After a miss last week (I was at a conference), we’re back on this week (Thursday, 6pm, Benedum 341). What are we discussing? How we measure success as a country or city.
Why is this important? Because it forms part of the central narrative of our civilization – we want to know that things are improving, and we base the decision on a specific set of metrics. This standardly includes GDP, and might also have unemployment, energy intensity per unit of GDP, or the trade deficit/surplus (related to GDP). But GDP is a pretty unscrupulous indicator – a charity buying $5M in baby food for impoverished families has the same effect as $5M of damage from a tornado. And it may not capture all or any of what we might want to consider ‘success’ in a sustainable world. So – let’s talk about that.
This is one part macroeconomics, one part social sciences, and one part wonky metrics. Reading is relatively light – have a look at this Time article on GDP as a poor indicator and the two major indices mentioned in it, the UN’s Human Development Index (HDI), and the Happy Planet Index (HPI – this will almost certainly become confusing). Then think about what metrics you think actually matter, and bring those to the discussion with you. It should be a fun time!
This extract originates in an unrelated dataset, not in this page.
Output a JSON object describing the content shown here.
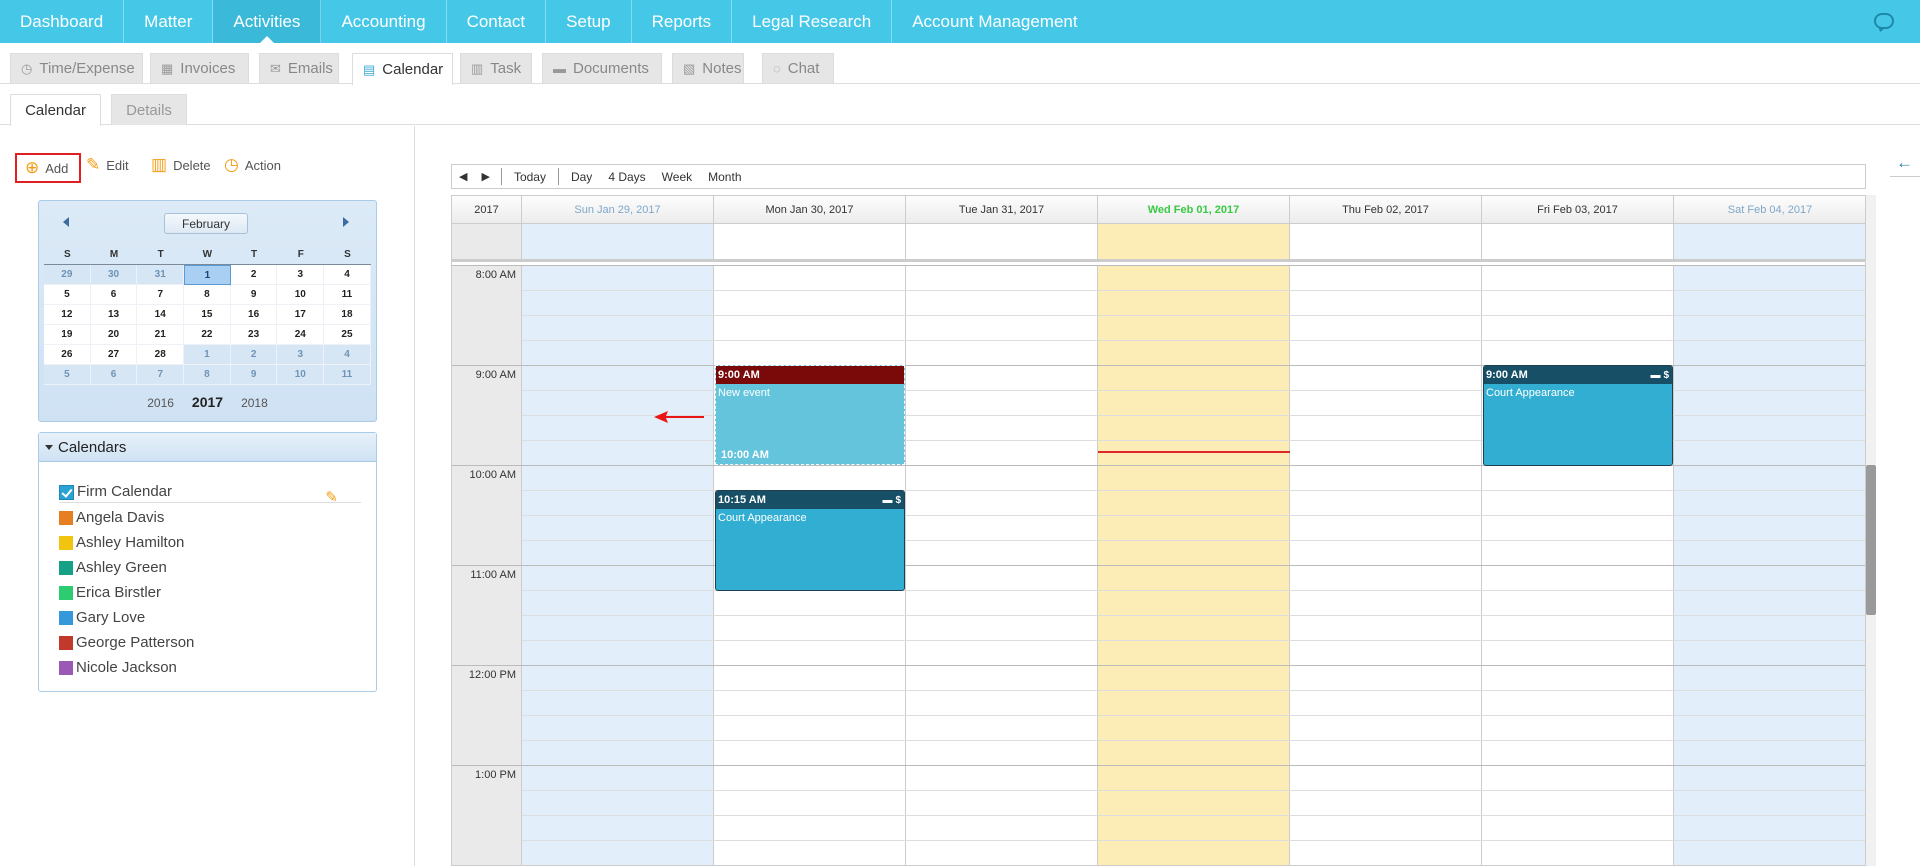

The Mascaro Center for Sustainable Innovation is looking for an undergraduate student to work in our office in Benedum Hall. The student will report to the Center’s office manager and will assist with clerical and business tasks. Tasks will include, but not be limited to, database updates, mailings, proofreading of documents, greeting visitors and the development and distribution of Center marketing materials. The ideal candidate will have a personal interest in sustainability and be motivated to participate in MCSI activities, as well as the development and implementation of student led programs and campus initiatives. The student will be asked to represent MCSI at various environmental student group meetings. MCSI would welcome candidates who could be with us over a 2-3 year period.
Positions Available: 1
Hours: ~10-15 hours per week
Days: Tuesday, Wednesday, Thursday (specific hours are negotiable)
For more information, contact Gena Kovalcik at firstname.lastname@example.org.
So tomorrow (almost today) we’ll start our discussion of Climate Capitalism (aka The Way Out). If you haven’t gotten a copy of the book yet, you’re welcome to – there’s an eBook here – but it’s by no means required, though it provides a lot of case studies. I want to focus tomorrow’s discussion around a few specific chapters and toss out some overarching questions about the book to discuss in more detail next week.
Free the Planet needs entries for the 2013 Recycled Fashion Show!
We are looking for student-made clothes and wearable art of any kind that incorporate recycled materials. Prize awarded for the crowd’s favorite design!
Last year we had a dress knit out of plastic bag yarn, clothes made of cardboard, and dresses made of trash bags. You can be as extravagant or simple as you wish!
The show will be Friday, February 8th and will include live music, food, and a raffle! If you wish to participate, please contact freetheplanetmail (at) gmail.com.
The Recycled Fashion show is a part of Waste Week, a week-long awareness of how we can reduce waste and how it impacts our lives. Waste Week is the first week of RecycleMania, a national recycling competition between colleges and universities.